DATASET
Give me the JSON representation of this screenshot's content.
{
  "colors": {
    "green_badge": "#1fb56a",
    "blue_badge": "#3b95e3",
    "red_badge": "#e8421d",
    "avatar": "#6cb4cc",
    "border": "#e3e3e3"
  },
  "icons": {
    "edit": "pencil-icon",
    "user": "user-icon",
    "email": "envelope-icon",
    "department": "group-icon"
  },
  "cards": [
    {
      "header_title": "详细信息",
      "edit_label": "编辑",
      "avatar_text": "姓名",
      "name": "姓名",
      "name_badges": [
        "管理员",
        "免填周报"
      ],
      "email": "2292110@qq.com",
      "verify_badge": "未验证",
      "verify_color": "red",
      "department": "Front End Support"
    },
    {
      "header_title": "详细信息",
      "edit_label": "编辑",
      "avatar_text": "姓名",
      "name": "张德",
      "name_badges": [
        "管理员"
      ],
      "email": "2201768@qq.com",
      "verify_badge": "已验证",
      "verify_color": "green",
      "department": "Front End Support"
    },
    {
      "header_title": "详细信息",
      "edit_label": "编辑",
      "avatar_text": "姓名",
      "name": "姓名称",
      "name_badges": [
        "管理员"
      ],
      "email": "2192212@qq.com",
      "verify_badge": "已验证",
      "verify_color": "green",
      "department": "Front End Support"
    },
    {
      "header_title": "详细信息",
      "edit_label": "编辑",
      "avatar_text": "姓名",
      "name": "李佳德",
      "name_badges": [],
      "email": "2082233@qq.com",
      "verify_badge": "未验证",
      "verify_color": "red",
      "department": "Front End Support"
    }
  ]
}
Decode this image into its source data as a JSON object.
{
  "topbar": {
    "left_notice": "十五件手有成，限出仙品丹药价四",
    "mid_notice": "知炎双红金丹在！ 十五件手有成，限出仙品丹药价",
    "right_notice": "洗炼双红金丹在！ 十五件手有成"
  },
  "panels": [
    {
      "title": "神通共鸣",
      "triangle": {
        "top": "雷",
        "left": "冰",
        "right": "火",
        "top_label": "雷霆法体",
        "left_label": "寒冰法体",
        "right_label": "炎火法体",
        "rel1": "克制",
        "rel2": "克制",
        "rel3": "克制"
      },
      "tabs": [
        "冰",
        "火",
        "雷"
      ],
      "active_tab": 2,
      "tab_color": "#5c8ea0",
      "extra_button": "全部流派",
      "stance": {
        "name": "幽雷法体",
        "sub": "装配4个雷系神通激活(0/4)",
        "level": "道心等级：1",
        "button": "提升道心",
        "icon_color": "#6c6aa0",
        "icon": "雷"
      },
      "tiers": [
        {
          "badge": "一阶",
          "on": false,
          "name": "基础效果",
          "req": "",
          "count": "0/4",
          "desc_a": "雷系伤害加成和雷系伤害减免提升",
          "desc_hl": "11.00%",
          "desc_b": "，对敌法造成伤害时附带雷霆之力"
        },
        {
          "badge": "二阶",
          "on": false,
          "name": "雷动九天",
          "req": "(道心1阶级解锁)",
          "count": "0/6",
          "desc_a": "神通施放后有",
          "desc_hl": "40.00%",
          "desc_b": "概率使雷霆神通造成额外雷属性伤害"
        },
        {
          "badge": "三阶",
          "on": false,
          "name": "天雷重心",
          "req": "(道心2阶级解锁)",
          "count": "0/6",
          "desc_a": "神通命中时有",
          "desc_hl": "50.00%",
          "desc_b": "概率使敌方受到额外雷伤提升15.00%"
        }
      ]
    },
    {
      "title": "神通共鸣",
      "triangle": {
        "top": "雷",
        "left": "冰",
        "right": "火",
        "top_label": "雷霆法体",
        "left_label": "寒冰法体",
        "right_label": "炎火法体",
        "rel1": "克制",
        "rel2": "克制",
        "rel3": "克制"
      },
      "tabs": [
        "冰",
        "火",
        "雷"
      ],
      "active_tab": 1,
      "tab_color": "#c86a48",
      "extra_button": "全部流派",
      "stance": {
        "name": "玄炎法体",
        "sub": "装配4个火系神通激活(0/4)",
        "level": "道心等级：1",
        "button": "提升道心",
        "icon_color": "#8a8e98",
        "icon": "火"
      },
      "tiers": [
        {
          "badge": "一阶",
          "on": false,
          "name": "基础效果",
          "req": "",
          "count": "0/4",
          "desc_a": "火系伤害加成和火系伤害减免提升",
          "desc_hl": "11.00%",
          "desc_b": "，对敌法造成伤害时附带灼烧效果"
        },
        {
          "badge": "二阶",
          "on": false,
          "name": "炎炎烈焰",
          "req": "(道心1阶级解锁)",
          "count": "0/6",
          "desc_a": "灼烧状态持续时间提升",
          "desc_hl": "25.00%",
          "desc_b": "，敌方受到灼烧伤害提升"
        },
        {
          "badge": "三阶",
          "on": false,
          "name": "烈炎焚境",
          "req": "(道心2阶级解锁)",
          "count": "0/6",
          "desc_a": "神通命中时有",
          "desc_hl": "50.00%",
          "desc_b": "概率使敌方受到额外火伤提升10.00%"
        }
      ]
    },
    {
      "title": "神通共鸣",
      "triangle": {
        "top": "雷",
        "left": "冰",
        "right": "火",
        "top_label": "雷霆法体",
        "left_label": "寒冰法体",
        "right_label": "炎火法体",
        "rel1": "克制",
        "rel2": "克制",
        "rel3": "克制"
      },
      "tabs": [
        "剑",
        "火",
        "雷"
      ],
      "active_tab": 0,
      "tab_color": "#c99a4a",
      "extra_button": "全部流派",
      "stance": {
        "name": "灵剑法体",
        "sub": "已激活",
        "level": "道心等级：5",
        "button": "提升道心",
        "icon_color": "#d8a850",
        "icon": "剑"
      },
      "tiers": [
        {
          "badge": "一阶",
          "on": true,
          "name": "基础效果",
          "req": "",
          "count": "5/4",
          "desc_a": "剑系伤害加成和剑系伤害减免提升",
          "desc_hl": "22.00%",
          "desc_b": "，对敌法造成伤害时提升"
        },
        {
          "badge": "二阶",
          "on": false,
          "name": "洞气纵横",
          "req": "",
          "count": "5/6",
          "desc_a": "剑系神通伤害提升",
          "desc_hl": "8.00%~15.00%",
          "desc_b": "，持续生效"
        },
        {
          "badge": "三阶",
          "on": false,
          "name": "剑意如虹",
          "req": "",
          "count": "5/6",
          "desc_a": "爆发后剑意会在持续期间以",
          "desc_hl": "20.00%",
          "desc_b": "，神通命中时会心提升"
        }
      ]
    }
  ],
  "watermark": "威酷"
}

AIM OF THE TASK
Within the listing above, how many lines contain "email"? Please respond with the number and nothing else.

EXERCISE RESULT
5